This is a movie about two 1920s artists: Gerda Wegener and her husband Einar, who navigates life as a transgender woman. With tragic consequences.
Ever since I heard of this film, I wanted to go and see it. I watched it on the day of its release in a cinema while on holiday from university.
Of course the semantics of the issue of transgender pioneers is a very thorny issue and not one I really want to look at too closely in this instance. However, considering the film is based on a fictionalized biography, it did pretty well to tell the story of a man trying to find a voice in 1920s Denmark when he ‘becomes’ Lilli Elbe.
The reaction to this film has been mixed, and I can see that it could be seen as nothing more than ‘Oscar Fodder’. At the beginning of the film, the story seemed very determined to paint Einar Wegener as a MAN, with MALE DESIRES!! I’ve tried to stay away from various message board websites (I’m looking at you, IMDB…) because otherwise it will fry my brain.

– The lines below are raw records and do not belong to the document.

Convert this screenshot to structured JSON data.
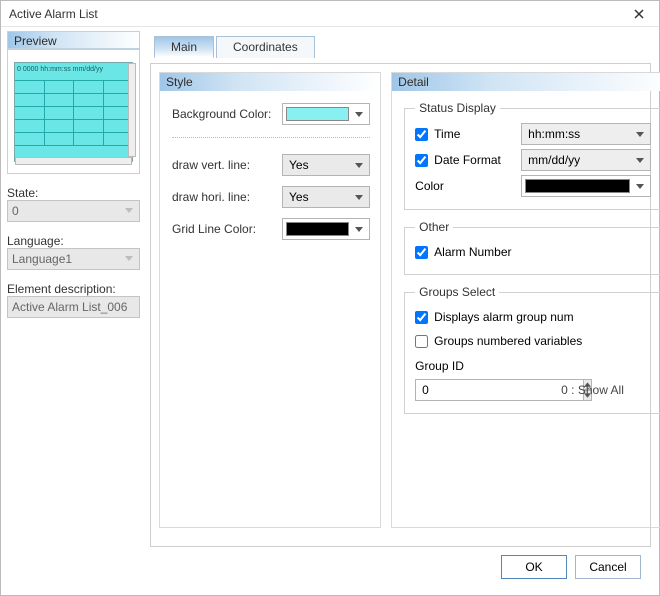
{
  "window": {
    "title": "Active Alarm List"
  },
  "sidebar": {
    "preview_label": "Preview",
    "preview_header_strip": "0 0000 hh:mm:ss mm/dd/yy",
    "state_label": "State:",
    "state_value": "0",
    "language_label": "Language:",
    "language_value": "Language1",
    "elemdesc_label": "Element description:",
    "elemdesc_value": "Active Alarm List_006"
  },
  "tabs": {
    "main": "Main",
    "coordinates": "Coordinates"
  },
  "style": {
    "section_title": "Style",
    "bgcolor_label": "Background Color:",
    "bgcolor_swatch": "#88f0f0",
    "vert_label": "draw vert. line:",
    "vert_value": "Yes",
    "hori_label": "draw hori. line:",
    "hori_value": "Yes",
    "gridcolor_label": "Grid Line Color:",
    "gridcolor_swatch": "#000000"
  },
  "detail": {
    "section_title": "Detail",
    "status_group": "Status Display",
    "time_label": "Time",
    "time_checked": true,
    "time_format": "hh:mm:ss",
    "date_label": "Date Format",
    "date_checked": true,
    "date_format": "mm/dd/yy",
    "color_label": "Color",
    "color_swatch": "#000000",
    "other_group": "Other",
    "alarm_number_label": "Alarm Number",
    "alarm_number_checked": true,
    "groups_select_group": "Groups Select",
    "disp_group_num_label": "Displays alarm group num",
    "disp_group_num_checked": true,
    "grp_var_label": "Groups numbered variables",
    "grp_var_checked": false,
    "group_id_label": "Group ID",
    "group_id_value": "0",
    "group_id_hint": "0 : Show All"
  },
  "footer": {
    "ok": "OK",
    "cancel": "Cancel"
  }
}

Anyway, the cinematography was well done and the cast was commendable but weak in places. Ben Whishaw seemed somewhat clunky in his role of Henrik and his beret should have got its own acting credit. It was nice to see Matthias Schoenaerts in another acting role. I loved the scenes with all the beautiful dresses in it because it was a delight to behold and some of the costumes worn by Eddie Redmayne as Lilli were truly beautiful.

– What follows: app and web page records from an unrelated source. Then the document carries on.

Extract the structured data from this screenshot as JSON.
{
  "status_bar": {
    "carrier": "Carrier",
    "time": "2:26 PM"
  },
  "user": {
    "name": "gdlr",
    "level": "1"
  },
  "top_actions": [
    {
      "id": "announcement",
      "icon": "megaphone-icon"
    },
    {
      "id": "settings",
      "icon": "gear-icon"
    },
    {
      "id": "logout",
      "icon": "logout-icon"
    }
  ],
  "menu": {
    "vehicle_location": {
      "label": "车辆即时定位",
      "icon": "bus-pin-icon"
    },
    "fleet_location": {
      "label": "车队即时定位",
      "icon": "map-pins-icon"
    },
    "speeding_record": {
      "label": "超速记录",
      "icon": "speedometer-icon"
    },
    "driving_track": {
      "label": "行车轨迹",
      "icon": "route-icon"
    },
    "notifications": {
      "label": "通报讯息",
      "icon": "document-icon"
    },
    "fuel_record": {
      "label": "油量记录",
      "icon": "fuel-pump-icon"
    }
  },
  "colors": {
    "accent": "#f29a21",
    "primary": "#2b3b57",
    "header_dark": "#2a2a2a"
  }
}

Of course, to be Oscar bait this film has to be slushy and sentimental. And it is. I was moved by the film’s finale, and even if the film does manipulate your emotions it is nonetheless done beautifully and can almost be forgiven for it – coupled with a Desplat musical score. Of course, the question of gender roles and gender identity is a much discussed topic and too vast a subject to fully underpin in the space of one film. However, I loved this film despite its flaws.
MY RATING: **** / *****